Without including any pictures, copy each entry below exactly.

─── DATA ───

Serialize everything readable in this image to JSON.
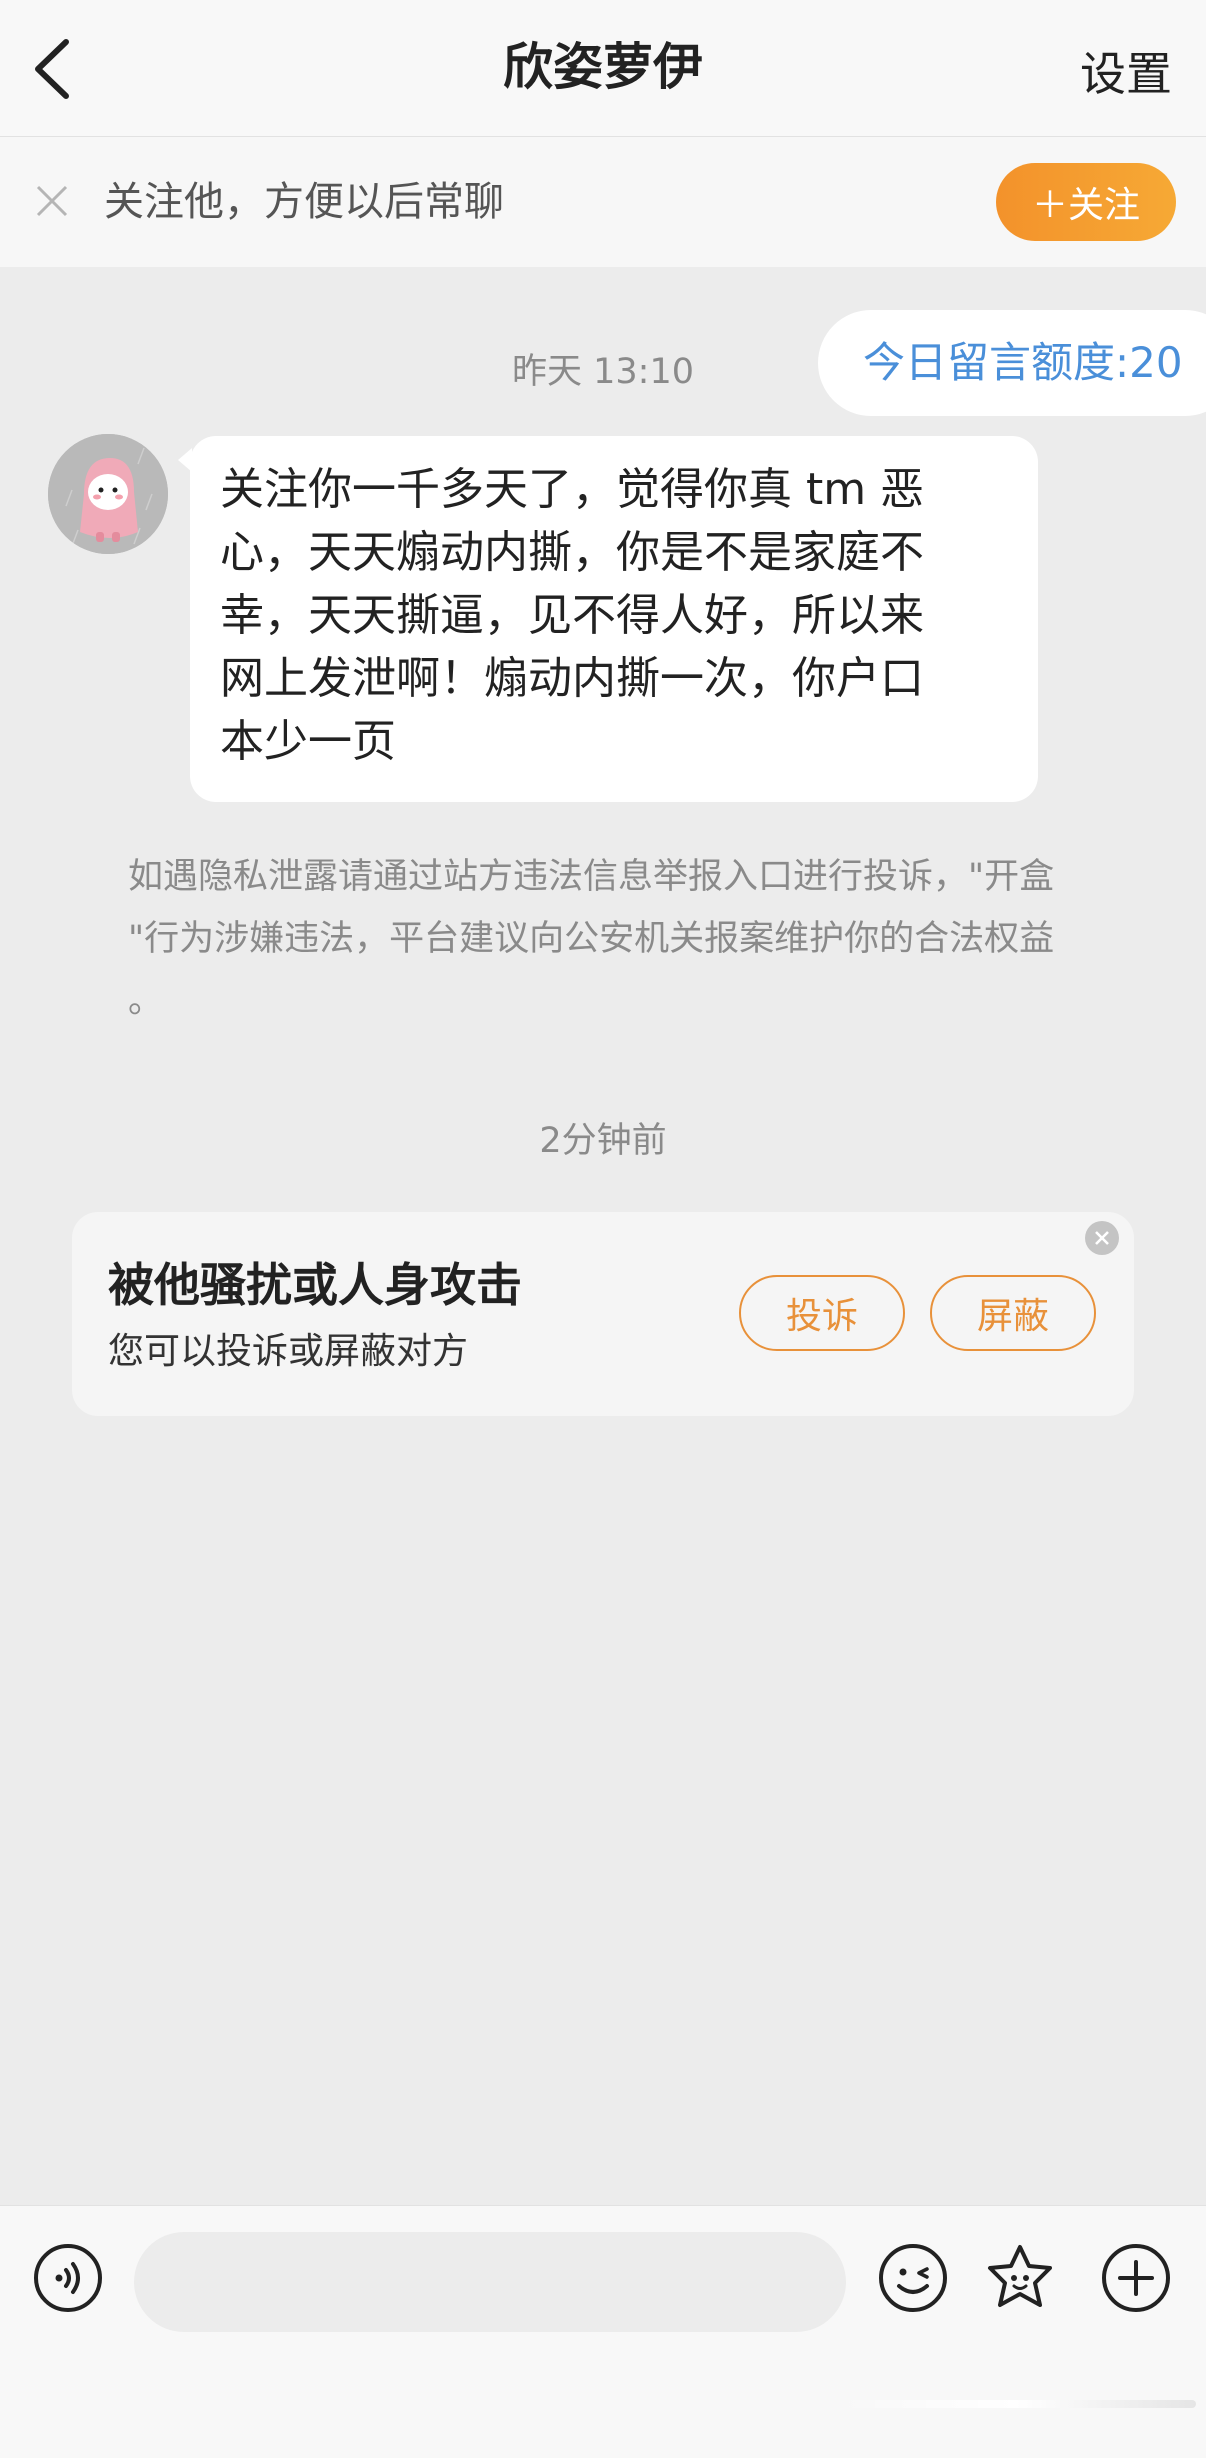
{
  "header": {
    "title": "欣姿萝伊",
    "settings_label": "设置",
    "back_icon": "chevron-left-icon"
  },
  "follow_bar": {
    "text": "关注他，方便以后常聊",
    "button_label": "＋关注",
    "close_icon": "close-icon"
  },
  "quota": {
    "label": "今日留言额度:20"
  },
  "messages": [
    {
      "time": "昨天 13:10",
      "lines": [
        "关注你一千多天了，觉得你真 tm 恶",
        "心，天天煽动内撕，你是不是家庭不",
        "幸，天天撕逼，见不得人好，所以来",
        "网上发泄啊！煽动内撕一次，你户口",
        "本少一页"
      ]
    }
  ],
  "notice": {
    "lines": [
      "如遇隐私泄露请通过站方违法信息举报入口进行投诉，\"开盒",
      "\"行为涉嫌违法，平台建议向公安机关报案维护你的合法权益",
      "。"
    ]
  },
  "time_2": "2分钟前",
  "harassment_card": {
    "title": "被他骚扰或人身攻击",
    "subtitle": "您可以投诉或屏蔽对方",
    "report_label": "投诉",
    "block_label": "屏蔽"
  },
  "bottom_bar": {
    "input_value": "",
    "icons": [
      "voice-icon",
      "emoji-icon",
      "sticker-icon",
      "plus-icon"
    ]
  },
  "colors": {
    "accent_orange": "#f3922b",
    "quota_blue": "#4a8fd9",
    "background": "#ececec"
  }
}
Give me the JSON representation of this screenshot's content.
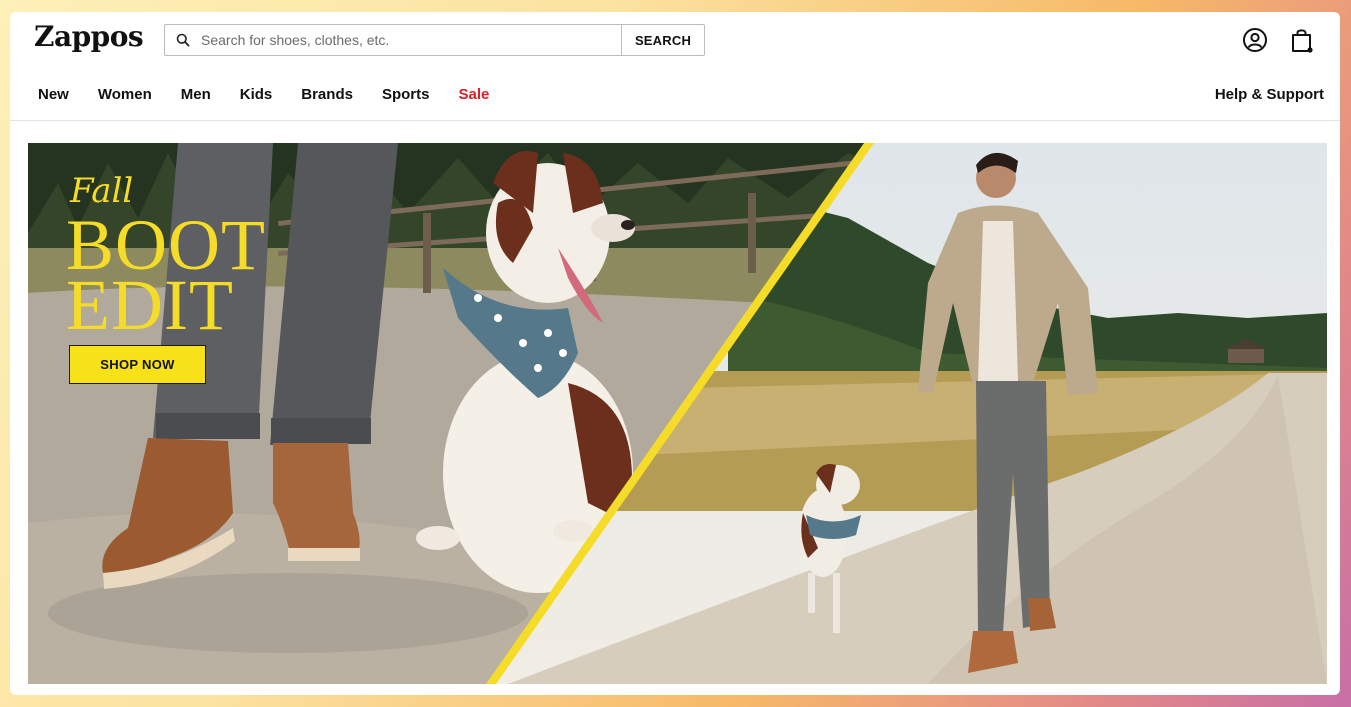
{
  "header": {
    "logo": "Zappos",
    "search": {
      "placeholder": "Search for shoes, clothes, etc.",
      "button_label": "SEARCH"
    },
    "icons": [
      "account-icon",
      "cart-icon"
    ]
  },
  "nav": {
    "items": [
      "New",
      "Women",
      "Men",
      "Kids",
      "Brands",
      "Sports",
      "Sale"
    ],
    "help_label": "Help & Support"
  },
  "hero": {
    "line1": "Fall",
    "line2": "BOOT",
    "line3": "EDIT",
    "cta_label": "SHOP NOW"
  },
  "colors": {
    "accent_yellow": "#f5dc28",
    "sale_red": "#d61f26",
    "text_dark": "#111111"
  }
}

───

- WRITTEN REPLY -
Serialize everything readable in this image to JSON.
{
  "header": {
    "title": "欣姿萝伊",
    "settings_label": "设置",
    "back_icon": "chevron-left-icon"
  },
  "follow_bar": {
    "text": "关注他，方便以后常聊",
    "button_label": "＋关注",
    "close_icon": "close-icon"
  },
  "quota": {
    "label": "今日留言额度:20"
  },
  "messages": [
    {
      "time": "昨天 13:10",
      "lines": [
        "关注你一千多天了，觉得你真 tm 恶",
        "心，天天煽动内撕，你是不是家庭不",
        "幸，天天撕逼，见不得人好，所以来",
        "网上发泄啊！煽动内撕一次，你户口",
        "本少一页"
      ]
    }
  ],
  "notice": {
    "lines": [
      "如遇隐私泄露请通过站方违法信息举报入口进行投诉，\"开盒",
      "\"行为涉嫌违法，平台建议向公安机关报案维护你的合法权益",
      "。"
    ]
  },
  "time_2": "2分钟前",
  "harassment_card": {
    "title": "被他骚扰或人身攻击",
    "subtitle": "您可以投诉或屏蔽对方",
    "report_label": "投诉",
    "block_label": "屏蔽"
  },
  "bottom_bar": {
    "input_value": "",
    "icons": [
      "voice-icon",
      "emoji-icon",
      "sticker-icon",
      "plus-icon"
    ]
  },
  "colors": {
    "accent_orange": "#f3922b",
    "quota_blue": "#4a8fd9",
    "background": "#ececec"
  }
}
Give me the JSON representation of this screenshot's content.
{
  "header": {
    "logo": "Zappos",
    "search": {
      "placeholder": "Search for shoes, clothes, etc.",
      "button_label": "SEARCH"
    },
    "icons": [
      "account-icon",
      "cart-icon"
    ]
  },
  "nav": {
    "items": [
      "New",
      "Women",
      "Men",
      "Kids",
      "Brands",
      "Sports",
      "Sale"
    ],
    "help_label": "Help & Support"
  },
  "hero": {
    "line1": "Fall",
    "line2": "BOOT",
    "line3": "EDIT",
    "cta_label": "SHOP NOW"
  },
  "colors": {
    "accent_yellow": "#f5dc28",
    "sale_red": "#d61f26",
    "text_dark": "#111111"
  }
}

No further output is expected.